[PROBLEM DETAILS]
Every word in the data below belongs in your copy, exactly as given; the pictures do not.

[Collected data entries]
# # #

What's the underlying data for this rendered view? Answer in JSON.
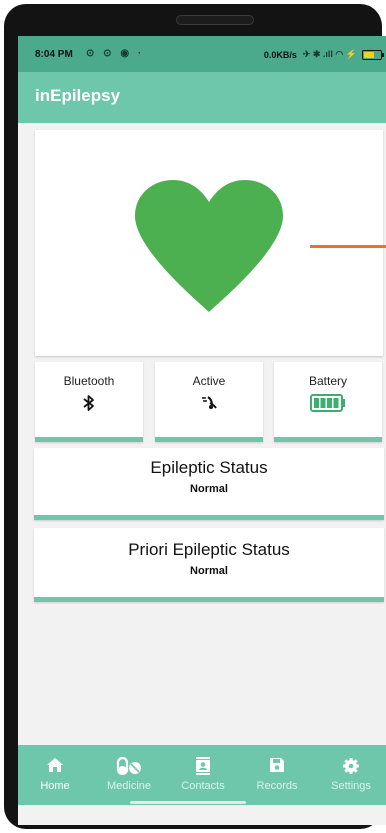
{
  "status_bar": {
    "time": "8:04 PM",
    "left_icons": "⊙ ⊙ ◉ ·",
    "net_speed": "0.0KB/s",
    "signal_icons": "✈ ✱ .ıll ◠ ⚡",
    "battery_level_fraction": 0.6,
    "battery_color": "#f2d21a"
  },
  "app_bar": {
    "title": "inEpilepsy",
    "color": "#6fc7ab"
  },
  "heart": {
    "icon": "heart-icon",
    "color": "#4caf50"
  },
  "sensors": [
    {
      "label": "Bluetooth",
      "icon": "bluetooth-icon",
      "glyph": "✱"
    },
    {
      "label": "Active",
      "icon": "sensor-activity-icon",
      "glyph": "≈"
    },
    {
      "label": "Battery",
      "icon": "battery-full-icon",
      "glyph": ""
    }
  ],
  "epileptic_status": {
    "title": "Epileptic Status",
    "value": "Normal"
  },
  "priori_status": {
    "title": "Priori Epileptic Status",
    "value": "Normal"
  },
  "nav": [
    {
      "label": "Home",
      "icon": "home-icon",
      "active": true
    },
    {
      "label": "Medicine",
      "icon": "medicine-icon",
      "active": false
    },
    {
      "label": "Contacts",
      "icon": "contacts-icon",
      "active": false
    },
    {
      "label": "Records",
      "icon": "records-icon",
      "active": false
    },
    {
      "label": "Settings",
      "icon": "settings-icon",
      "active": false
    }
  ],
  "colors": {
    "accent": "#6fc7ab",
    "heart": "#4caf50",
    "indicator_line": "#e8732c"
  }
}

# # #

[SOLUTION TO THIS PROBLEM]
What's the underlying data for this rendered view? Answer in JSON.
{
  "status_bar": {
    "time": "8:04 PM",
    "left_icons": "⊙ ⊙ ◉ ·",
    "net_speed": "0.0KB/s",
    "signal_icons": "✈ ✱ .ıll ◠ ⚡",
    "battery_level_fraction": 0.6,
    "battery_color": "#f2d21a"
  },
  "app_bar": {
    "title": "inEpilepsy",
    "color": "#6fc7ab"
  },
  "heart": {
    "icon": "heart-icon",
    "color": "#4caf50"
  },
  "sensors": [
    {
      "label": "Bluetooth",
      "icon": "bluetooth-icon",
      "glyph": "✱"
    },
    {
      "label": "Active",
      "icon": "sensor-activity-icon",
      "glyph": "≈"
    },
    {
      "label": "Battery",
      "icon": "battery-full-icon",
      "glyph": ""
    }
  ],
  "epileptic_status": {
    "title": "Epileptic Status",
    "value": "Normal"
  },
  "priori_status": {
    "title": "Priori Epileptic Status",
    "value": "Normal"
  },
  "nav": [
    {
      "label": "Home",
      "icon": "home-icon",
      "active": true
    },
    {
      "label": "Medicine",
      "icon": "medicine-icon",
      "active": false
    },
    {
      "label": "Contacts",
      "icon": "contacts-icon",
      "active": false
    },
    {
      "label": "Records",
      "icon": "records-icon",
      "active": false
    },
    {
      "label": "Settings",
      "icon": "settings-icon",
      "active": false
    }
  ],
  "colors": {
    "accent": "#6fc7ab",
    "heart": "#4caf50",
    "indicator_line": "#e8732c"
  }
}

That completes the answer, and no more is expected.